FOUR DOWNS: No more room for error, momentum shifters, bittersweet performance and soft play

Posted Dec 8, 2013

'Four Downs' following Sunday's 34-20 loss at Philadelphia features four momentum-shifting plays that swung things in favor of the Eagles


The Lions knew coming into Sunday’s game in Philadelphia that three wins in their final four games would clinch the NFC North title.

After falling flat in the second half and losing to the Eagles, 34-20, the Lions (7-6) know the pressure is now on the rest of the way.

“We are in a critical zone right now,” defensive end Israel Idonije said. “These remaining games are exponentially much more important now.”

The Lions have to quickly put this loss behind them and get ready for the Baltimore Ravens (7-6) on Monday Night Football at Ford Field.

“We’ve put a little bit of pressure on ourselves with this loss here,” linebacker DeAndre Levy said. “Obviously, these games here on out are going to be big for us.

“We have to seize the moment a little bit and embrace it and be ready to battle.”

The Lions had a little room for error the final quarter of the season, but not anymore.


Every football game has those momentum-shifting plays that ultimately decide the outcome.

In the case of Sunday’s loss, there were four plays in particular that changed momentum in the Eagles' favor and had a hand in the loss.

  • The Lions had a 14-0 lead in the third quarter when Eagles quarterback Nick Foles hit DeSean Jackson for 12 yards along the right sideline on 3rd and 11. The defense had a chance to force a punt and give the offense a chance to make it a three-score game with good field position. Foles hit Riley Cooper for 44 yards on the very next play and Jackson scored on 19-yard touchdown the play after that. Those three Eagles pass plays completely shifted momentum in this game.
  • Defensive tackle Nick Fairley was called for a roughing the passer penalty after Foles had thrown incomplete on a 2nd and 10 play in the fourth quarter. It appeared Fairley’s hit was a legal shoulder hit, but it was flagged. The Eagles got a first down and scored two plays later on a 40-yard run by LeSean McCoy.
  • “I looked on the replay on Nick’s (Fairley), it looked like he got his head to the side, but he got called for him hitting him with his head,” head coach Jim Schwartz said. “We just have to play after that. That penalty doesn’t score a touchdown.”
  • Following that McCoy 40-yard touchdown run that trimmed the Lions lead to 14-12, defensive tackle Ndamukong Suh was called for a holding penalty on the subsequent two-point conversion try. The call was questionable, at best, and allowed the Eagles anther try at the conversion. Of course, they converted the second attempt and tied the game.
  • The Lions trailed 28-20 and were at the Philadelphia 24-yard line midway through the fourth quarter when center Dominic Raiola and quarterback Matthew Stafford clearly weren’t on the same page. Raiola snapped the ball when Stafford wasn’t ready and the ball raced by Stafford. He was unable to pick it up, the Eagles pounced on it, and it ended the Lions threat. Philadelphia scored on that possession to essentially put the game away at 34-20.
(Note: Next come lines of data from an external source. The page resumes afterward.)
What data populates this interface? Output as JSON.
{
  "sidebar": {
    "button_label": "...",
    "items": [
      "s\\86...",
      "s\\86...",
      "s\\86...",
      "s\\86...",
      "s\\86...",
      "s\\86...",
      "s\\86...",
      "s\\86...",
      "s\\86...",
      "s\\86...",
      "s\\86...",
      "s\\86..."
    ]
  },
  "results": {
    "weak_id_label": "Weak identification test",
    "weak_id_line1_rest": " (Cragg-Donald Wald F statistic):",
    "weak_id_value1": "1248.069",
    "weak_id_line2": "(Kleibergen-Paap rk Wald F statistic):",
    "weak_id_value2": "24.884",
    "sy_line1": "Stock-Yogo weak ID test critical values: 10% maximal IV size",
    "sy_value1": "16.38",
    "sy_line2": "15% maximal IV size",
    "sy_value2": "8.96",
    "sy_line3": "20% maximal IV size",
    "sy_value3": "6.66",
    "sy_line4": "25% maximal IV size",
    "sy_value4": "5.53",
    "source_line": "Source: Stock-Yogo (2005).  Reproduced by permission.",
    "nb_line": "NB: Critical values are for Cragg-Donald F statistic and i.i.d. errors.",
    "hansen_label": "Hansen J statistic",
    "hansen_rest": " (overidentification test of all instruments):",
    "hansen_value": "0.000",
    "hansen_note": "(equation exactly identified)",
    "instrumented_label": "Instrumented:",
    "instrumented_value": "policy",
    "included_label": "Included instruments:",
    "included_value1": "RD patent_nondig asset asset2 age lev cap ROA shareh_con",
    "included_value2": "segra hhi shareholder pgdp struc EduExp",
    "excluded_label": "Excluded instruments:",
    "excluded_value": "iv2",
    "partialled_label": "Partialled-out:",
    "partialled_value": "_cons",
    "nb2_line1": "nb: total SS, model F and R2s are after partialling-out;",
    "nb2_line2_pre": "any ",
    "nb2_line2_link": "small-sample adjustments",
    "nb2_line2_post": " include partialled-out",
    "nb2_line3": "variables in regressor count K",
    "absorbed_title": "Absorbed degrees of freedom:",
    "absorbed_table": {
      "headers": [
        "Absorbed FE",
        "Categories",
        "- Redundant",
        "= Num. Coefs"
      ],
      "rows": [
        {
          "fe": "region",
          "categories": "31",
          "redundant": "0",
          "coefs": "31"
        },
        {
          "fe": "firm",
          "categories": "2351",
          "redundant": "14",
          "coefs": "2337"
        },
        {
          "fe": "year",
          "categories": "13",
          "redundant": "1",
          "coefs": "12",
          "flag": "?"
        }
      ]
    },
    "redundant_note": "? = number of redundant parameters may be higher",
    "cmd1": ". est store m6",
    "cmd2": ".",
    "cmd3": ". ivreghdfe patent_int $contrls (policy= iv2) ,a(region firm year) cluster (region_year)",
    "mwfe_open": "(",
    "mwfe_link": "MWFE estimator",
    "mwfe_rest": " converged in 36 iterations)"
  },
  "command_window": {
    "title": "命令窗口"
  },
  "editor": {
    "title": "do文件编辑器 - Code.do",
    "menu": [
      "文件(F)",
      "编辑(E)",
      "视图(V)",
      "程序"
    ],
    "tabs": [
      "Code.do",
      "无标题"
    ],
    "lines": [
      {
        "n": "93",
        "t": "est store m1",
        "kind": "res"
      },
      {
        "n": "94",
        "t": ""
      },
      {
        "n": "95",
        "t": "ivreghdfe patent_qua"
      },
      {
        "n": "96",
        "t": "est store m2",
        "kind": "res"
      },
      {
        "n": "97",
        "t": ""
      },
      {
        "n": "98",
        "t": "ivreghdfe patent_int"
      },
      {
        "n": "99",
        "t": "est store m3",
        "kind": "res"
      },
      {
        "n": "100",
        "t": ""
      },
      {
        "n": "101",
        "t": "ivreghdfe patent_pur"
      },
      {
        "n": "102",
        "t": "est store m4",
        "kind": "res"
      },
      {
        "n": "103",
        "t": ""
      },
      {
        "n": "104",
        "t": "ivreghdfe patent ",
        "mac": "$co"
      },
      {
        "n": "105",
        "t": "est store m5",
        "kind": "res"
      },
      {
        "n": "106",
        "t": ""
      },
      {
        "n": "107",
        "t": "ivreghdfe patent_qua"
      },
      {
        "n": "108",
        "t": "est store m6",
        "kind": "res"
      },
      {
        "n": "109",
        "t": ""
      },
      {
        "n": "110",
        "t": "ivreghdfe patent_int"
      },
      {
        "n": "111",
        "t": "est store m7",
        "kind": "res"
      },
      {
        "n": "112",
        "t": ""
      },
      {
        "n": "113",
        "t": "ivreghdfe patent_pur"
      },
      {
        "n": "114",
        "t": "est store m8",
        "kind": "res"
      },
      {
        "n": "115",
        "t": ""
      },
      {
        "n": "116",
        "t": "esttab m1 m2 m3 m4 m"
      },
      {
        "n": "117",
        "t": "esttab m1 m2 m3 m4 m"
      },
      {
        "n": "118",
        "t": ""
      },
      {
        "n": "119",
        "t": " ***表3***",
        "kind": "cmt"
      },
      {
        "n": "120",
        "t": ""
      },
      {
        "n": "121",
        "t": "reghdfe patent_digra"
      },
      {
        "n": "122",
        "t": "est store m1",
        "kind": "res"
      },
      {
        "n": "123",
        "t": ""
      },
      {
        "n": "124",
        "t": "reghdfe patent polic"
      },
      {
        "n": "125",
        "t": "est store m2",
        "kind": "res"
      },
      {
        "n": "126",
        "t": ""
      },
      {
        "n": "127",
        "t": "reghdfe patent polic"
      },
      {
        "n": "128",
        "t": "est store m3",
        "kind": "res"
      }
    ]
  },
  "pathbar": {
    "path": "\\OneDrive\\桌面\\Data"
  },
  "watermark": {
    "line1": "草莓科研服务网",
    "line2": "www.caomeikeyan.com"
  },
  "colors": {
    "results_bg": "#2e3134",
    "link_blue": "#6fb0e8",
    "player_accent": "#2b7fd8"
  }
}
Jeremy Ross became only the second player in franchise history to return a punt (58 yards) and kickoff (98) for a touchdown in the same game. It hadn’t been done since 1977 (Eddie Payton).

“That was about the only offense we had for three quarters,” Schwartz said. “We moved the ball early, we fumbled in the red zone, but after that we didn’t get anything done on offense. Our defense couldn’t stop the run. Offense, we couldn’t get anything done. The best part of our team was Jeremy Ross returning the kicks and punts.”

Ross finished with a 43.0 kickoff return average and 35.5 on punts. He’s had a big return of some sort in the four games he’s been the primary return man for the Lions.

“I just tried not to get outside of myself when it comes to cutting,” Ross said of having such a great game in adverse weather conditions. “I think when players start to slip it’s because they get too wide. Cut real wide, I just try to keep everything tight in there and not over extend and slip and just keep my feet underneath me.”

Ross called the game bittersweet, however.

“It felt good to contribute and help my team, but it sucks about the loss,” he said. “You always wish you could come out with a victory.”

Ross did his part; his teammates simply let him down.


The worst insult to any football team is telling them they’re soft or they played soft. That implies weakness.

But when it comes from within its own locker room, Detroit, we have a problem.

“It’s a fun environment to play in, we just didn’t play well,” Levy said. “It’s not fun to lose and go out there and play soft. We played like crap in the second half.”

When pressed further about mentioning playing soft, Levy expanded on his comment.

“I think mentally and physically (we played soft),” he said. “We gave up a big play and we continued to fit runs the wrong way and miss tackles. I think everyone on defense had a breakdown here or there and it hurts. When we feel the momentum switch we have to get guys together and not panic and start focusing and keep battling.”